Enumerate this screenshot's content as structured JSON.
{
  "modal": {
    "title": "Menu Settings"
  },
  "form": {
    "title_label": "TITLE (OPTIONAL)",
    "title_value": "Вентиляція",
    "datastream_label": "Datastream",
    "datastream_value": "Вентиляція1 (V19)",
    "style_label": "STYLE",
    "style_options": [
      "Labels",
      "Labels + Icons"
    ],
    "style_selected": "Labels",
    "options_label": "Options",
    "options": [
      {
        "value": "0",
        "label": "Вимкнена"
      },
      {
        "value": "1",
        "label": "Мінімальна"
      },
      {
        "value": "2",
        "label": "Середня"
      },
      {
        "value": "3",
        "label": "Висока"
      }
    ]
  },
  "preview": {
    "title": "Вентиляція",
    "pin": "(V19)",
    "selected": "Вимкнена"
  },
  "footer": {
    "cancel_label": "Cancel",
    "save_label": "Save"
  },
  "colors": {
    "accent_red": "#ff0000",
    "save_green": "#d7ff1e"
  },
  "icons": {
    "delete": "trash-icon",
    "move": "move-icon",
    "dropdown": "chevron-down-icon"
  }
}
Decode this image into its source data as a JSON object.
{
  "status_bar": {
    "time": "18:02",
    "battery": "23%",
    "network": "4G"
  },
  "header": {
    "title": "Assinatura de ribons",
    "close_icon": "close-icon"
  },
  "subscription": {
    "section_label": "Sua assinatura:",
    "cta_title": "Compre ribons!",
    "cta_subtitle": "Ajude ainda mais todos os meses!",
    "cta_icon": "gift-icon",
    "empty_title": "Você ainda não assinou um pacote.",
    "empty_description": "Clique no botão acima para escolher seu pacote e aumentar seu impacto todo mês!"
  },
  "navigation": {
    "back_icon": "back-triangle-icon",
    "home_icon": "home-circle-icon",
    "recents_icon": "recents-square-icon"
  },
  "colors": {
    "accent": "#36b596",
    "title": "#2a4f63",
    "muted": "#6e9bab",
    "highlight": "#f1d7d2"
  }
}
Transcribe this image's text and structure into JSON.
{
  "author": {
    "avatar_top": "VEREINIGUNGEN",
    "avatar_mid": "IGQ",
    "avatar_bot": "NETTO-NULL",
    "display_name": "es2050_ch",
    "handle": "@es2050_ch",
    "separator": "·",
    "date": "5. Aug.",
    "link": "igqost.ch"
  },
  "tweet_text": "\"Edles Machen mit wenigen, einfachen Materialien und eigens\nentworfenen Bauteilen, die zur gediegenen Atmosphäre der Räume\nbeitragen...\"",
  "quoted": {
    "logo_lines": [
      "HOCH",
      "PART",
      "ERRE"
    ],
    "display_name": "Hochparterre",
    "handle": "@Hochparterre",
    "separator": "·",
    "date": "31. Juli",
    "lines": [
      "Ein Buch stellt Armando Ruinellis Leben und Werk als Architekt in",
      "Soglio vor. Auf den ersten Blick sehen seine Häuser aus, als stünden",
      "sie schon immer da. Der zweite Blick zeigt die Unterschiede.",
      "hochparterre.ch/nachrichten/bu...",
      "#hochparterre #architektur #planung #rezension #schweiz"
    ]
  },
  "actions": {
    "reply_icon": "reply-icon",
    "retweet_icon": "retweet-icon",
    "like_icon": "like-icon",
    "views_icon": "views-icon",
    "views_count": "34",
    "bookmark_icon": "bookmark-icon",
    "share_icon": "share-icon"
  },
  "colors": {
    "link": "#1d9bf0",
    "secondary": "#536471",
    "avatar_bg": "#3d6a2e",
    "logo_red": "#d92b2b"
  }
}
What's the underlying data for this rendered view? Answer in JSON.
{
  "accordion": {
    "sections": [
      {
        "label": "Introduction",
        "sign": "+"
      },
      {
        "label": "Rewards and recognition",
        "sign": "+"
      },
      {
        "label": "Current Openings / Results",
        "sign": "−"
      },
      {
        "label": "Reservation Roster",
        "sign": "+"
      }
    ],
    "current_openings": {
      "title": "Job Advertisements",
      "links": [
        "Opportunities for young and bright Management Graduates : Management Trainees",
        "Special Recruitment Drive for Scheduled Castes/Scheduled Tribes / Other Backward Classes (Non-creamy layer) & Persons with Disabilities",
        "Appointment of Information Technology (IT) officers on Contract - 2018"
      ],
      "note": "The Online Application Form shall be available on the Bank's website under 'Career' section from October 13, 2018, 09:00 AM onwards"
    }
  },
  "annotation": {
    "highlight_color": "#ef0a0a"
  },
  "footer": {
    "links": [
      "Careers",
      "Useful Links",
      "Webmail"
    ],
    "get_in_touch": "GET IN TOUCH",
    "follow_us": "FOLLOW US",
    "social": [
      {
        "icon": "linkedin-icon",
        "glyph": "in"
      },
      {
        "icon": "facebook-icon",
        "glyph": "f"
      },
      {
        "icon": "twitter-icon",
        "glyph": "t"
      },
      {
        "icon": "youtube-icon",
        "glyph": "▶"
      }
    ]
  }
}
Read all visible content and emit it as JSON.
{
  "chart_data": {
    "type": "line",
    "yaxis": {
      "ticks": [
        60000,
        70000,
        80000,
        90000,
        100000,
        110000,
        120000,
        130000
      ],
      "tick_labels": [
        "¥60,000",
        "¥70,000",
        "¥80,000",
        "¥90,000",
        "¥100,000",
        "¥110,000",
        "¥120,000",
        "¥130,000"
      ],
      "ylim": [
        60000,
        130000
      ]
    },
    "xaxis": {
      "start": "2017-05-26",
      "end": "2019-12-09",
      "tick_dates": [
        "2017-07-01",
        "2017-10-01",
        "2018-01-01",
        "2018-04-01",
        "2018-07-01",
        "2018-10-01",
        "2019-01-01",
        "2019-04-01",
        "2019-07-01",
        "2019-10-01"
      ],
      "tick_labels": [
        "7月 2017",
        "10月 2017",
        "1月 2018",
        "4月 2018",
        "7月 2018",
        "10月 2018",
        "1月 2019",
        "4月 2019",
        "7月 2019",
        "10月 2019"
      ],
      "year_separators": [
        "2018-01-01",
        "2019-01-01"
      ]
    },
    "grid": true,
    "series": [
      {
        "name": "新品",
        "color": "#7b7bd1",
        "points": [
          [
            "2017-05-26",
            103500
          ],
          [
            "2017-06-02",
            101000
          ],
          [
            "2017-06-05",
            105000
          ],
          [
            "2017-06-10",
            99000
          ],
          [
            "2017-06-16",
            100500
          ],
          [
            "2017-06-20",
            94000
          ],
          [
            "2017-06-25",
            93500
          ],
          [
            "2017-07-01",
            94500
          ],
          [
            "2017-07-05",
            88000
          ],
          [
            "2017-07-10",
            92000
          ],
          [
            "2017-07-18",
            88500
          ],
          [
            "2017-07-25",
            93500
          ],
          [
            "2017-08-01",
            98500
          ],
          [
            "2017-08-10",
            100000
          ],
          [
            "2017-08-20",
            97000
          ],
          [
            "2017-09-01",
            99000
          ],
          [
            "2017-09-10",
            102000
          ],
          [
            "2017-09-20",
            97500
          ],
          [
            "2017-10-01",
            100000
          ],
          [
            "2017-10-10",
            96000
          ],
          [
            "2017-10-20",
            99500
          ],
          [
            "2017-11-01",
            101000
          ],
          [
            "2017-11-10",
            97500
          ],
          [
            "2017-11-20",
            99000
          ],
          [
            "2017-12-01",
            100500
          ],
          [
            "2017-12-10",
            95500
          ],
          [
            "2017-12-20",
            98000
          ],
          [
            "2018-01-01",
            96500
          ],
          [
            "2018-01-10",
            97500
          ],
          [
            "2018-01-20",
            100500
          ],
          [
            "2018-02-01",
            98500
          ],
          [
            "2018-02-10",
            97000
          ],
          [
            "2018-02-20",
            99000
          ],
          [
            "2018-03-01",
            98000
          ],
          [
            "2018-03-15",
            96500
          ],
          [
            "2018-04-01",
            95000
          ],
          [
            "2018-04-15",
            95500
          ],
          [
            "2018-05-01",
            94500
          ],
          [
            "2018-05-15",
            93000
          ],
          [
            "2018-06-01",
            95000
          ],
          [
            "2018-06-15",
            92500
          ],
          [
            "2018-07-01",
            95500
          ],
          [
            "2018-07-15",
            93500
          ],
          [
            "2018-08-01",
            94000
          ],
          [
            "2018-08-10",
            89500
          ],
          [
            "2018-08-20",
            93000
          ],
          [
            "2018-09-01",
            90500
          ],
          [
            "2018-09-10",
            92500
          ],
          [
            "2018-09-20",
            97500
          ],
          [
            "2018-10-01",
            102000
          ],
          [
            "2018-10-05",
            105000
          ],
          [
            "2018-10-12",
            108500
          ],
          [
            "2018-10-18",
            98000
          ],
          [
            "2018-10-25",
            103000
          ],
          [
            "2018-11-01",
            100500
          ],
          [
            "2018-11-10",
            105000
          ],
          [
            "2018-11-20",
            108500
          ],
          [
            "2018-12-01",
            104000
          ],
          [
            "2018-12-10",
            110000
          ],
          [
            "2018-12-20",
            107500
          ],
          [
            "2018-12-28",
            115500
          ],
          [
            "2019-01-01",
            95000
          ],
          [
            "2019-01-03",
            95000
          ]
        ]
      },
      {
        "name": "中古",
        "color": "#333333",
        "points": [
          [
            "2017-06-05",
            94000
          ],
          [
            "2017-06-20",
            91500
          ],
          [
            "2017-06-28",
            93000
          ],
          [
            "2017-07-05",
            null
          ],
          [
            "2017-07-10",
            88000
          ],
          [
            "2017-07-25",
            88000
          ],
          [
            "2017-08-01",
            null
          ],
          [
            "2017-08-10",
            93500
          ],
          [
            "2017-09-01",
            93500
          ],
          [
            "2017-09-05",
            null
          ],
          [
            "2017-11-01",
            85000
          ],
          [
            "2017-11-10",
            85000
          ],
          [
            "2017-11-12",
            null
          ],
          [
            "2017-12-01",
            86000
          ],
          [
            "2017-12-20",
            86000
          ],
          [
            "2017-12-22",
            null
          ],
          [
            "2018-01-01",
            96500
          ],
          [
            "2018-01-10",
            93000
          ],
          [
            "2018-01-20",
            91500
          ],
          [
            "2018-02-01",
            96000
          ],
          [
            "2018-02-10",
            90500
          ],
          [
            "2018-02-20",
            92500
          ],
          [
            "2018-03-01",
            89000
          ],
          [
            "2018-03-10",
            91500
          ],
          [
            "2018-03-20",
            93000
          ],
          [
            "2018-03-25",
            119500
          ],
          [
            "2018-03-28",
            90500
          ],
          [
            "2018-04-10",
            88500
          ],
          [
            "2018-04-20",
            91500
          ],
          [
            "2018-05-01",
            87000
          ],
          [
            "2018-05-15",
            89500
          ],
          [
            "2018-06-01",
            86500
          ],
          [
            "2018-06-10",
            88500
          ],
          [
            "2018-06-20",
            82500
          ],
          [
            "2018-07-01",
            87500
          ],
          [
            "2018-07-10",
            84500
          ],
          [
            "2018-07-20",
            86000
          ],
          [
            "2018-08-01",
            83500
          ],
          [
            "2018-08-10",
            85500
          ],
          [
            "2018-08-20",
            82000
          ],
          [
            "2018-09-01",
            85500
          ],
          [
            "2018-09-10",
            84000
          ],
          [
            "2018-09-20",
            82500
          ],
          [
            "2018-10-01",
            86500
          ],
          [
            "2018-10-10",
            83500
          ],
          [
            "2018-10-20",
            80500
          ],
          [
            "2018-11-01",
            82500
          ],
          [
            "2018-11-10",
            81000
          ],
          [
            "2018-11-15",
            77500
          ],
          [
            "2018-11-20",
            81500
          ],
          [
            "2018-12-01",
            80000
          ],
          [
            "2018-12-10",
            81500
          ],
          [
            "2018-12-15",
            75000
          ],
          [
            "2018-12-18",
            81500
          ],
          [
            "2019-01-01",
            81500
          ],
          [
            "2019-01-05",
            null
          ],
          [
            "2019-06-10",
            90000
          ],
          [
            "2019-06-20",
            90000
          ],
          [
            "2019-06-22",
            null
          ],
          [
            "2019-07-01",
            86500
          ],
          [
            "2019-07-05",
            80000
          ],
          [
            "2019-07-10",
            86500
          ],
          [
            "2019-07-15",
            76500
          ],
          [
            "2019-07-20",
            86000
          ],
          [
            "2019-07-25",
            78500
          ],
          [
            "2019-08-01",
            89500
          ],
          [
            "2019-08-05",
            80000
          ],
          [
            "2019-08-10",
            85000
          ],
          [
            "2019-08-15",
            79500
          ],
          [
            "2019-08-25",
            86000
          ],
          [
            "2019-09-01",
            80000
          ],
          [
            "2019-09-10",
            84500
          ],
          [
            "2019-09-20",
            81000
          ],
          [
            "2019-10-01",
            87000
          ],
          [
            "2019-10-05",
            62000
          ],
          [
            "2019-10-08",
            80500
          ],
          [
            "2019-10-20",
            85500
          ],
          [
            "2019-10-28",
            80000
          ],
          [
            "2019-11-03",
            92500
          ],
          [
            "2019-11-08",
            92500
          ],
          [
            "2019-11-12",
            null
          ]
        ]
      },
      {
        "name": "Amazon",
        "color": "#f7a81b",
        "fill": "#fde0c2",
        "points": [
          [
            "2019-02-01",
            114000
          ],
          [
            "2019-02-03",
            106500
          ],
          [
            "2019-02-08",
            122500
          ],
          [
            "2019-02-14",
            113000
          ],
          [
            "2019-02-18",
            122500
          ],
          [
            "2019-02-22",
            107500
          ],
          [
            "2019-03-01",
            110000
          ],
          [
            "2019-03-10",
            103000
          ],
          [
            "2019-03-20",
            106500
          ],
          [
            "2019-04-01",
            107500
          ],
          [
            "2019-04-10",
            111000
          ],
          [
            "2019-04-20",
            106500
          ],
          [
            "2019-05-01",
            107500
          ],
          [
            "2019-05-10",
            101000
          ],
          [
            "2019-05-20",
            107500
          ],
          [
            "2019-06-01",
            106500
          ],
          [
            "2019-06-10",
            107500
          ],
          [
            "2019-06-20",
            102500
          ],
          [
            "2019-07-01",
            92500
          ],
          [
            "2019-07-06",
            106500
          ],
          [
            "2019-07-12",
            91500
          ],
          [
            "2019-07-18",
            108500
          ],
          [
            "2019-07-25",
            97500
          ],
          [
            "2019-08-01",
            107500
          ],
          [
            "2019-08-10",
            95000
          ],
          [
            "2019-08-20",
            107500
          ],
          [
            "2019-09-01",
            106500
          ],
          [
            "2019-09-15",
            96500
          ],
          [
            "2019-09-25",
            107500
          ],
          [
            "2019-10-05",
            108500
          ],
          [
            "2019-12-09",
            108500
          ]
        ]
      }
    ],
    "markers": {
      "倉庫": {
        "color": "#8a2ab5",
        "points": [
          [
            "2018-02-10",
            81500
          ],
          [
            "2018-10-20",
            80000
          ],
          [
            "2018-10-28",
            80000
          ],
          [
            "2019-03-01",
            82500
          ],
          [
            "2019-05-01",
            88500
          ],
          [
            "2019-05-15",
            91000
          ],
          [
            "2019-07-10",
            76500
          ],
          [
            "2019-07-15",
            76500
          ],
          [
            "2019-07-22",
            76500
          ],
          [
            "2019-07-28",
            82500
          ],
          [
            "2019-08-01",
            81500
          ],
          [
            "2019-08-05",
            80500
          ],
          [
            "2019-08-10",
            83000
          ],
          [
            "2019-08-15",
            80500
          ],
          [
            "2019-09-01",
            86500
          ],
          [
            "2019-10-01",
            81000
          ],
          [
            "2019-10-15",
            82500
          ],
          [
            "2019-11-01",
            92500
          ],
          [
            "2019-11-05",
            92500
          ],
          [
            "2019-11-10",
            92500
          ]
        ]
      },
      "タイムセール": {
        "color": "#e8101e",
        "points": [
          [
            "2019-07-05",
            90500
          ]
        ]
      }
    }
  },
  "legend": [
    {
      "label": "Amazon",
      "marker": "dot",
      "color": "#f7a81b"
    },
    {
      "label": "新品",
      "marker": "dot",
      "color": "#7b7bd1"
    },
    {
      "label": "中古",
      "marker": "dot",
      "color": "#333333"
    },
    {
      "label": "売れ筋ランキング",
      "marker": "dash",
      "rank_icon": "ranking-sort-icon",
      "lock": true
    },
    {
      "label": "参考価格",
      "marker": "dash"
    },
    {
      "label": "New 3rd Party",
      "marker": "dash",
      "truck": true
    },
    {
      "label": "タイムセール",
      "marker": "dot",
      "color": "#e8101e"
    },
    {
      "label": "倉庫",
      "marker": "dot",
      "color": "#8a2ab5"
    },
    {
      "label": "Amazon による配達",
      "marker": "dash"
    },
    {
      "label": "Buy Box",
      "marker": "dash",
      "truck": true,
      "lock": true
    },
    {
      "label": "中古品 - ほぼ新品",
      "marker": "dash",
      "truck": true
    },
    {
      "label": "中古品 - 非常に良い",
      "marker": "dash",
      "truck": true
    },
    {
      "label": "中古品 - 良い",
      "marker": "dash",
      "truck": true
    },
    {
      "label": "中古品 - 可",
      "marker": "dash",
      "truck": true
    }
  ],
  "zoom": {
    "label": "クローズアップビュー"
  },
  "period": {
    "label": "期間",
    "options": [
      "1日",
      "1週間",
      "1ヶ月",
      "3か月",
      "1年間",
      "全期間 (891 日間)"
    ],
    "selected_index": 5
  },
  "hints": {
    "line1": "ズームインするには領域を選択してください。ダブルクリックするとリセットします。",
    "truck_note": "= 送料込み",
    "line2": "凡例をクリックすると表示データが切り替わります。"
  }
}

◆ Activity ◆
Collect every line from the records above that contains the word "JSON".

◆ Response area ◆
Enumerate this screenshot's content as structured JSON.
Decode this image into its source data as a JSON object.
Transcribe this image's text and structure into JSON.
What's the underlying data for this rendered view? Answer in JSON.
Read all visible content and emit it as JSON.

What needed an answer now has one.